With the mercury soaring into the 30s and humidity reaching fever pitch this week, Luganville is a scorching location, whereas Milwaukee endures an annual five-month stretch where the temperature dips below 10 degrees and snow is prevalent.
Lautoka FC’s goalkeeper Liam Anderson has dealt with the cool climes of Milwaukee but is still adjusting to the searing heat of Luganville.
Anderson spent two years playing football – staunchly known as soccer in the United States – for the University of Wisconsin-Milwaukee from 2013-2014.
He still has a few papers to go to finish up his accounting degree, but Vanuatu is certainly a contrasting location to where he has played previously.
“It’s a really, really cool experience to come out to one of these places and I’ve never really played this type of football before,” he said.
“So, it’s going to be really interesting and I think there’s probably going to be some problem-solving for me early on.”
Anderson’s addition to the Fijian club’s ranks was orchestrated via his flatmate in Auckland, Jack Caunter, who will play in defence for Lautoka.
The pair will be doing their best to help Lautoka qualify for the quarter-finals of the OFC Champions League and their Group B journey begins on Saturday when they meet the Malampa Revivors FC at Luganville Soccer City Stadium.
While this weekend’s game will serve as Anderson’s Champions League debut, he has been around this level of football having previously being on the books at Auckland City as a teenager.

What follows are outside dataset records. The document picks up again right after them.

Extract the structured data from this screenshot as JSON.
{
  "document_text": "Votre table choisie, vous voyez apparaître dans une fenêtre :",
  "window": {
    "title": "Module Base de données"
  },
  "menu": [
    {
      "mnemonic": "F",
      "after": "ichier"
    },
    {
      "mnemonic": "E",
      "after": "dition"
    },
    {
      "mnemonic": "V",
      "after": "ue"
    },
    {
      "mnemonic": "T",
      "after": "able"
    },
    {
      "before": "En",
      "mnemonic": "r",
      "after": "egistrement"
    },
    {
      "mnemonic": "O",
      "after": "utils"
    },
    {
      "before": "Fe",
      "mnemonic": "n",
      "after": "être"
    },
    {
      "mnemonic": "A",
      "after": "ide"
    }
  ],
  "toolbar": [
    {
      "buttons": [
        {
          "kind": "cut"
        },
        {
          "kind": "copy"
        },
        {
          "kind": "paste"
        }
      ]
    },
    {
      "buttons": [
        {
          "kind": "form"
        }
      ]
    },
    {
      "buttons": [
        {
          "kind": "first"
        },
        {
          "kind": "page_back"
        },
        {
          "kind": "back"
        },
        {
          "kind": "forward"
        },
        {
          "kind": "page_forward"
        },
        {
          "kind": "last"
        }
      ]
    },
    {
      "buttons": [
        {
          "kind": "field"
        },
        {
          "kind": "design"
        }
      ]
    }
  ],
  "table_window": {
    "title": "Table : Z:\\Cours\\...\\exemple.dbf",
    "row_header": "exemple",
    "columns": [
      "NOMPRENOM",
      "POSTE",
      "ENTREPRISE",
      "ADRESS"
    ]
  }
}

He also went to the FIFA U-17 World Cup in Mexico in 2011 as part of a New Zealand squad that included future All Whites Bill Tuiloma, Kip Colvey and Luke Adams.
Anderson, 25, played his club football in Auckland for Three Kings United in recent years but is set to join Forrest Hill Milford AFC as their No 1 gloveman this season.
But before he can think too far ahead, he has a job to do for Lautoka, providing he can find his groove in the Luganville heat.
“It’s very hot and I’m not used to it, but I’m going to have to get used to it pretty quickly.”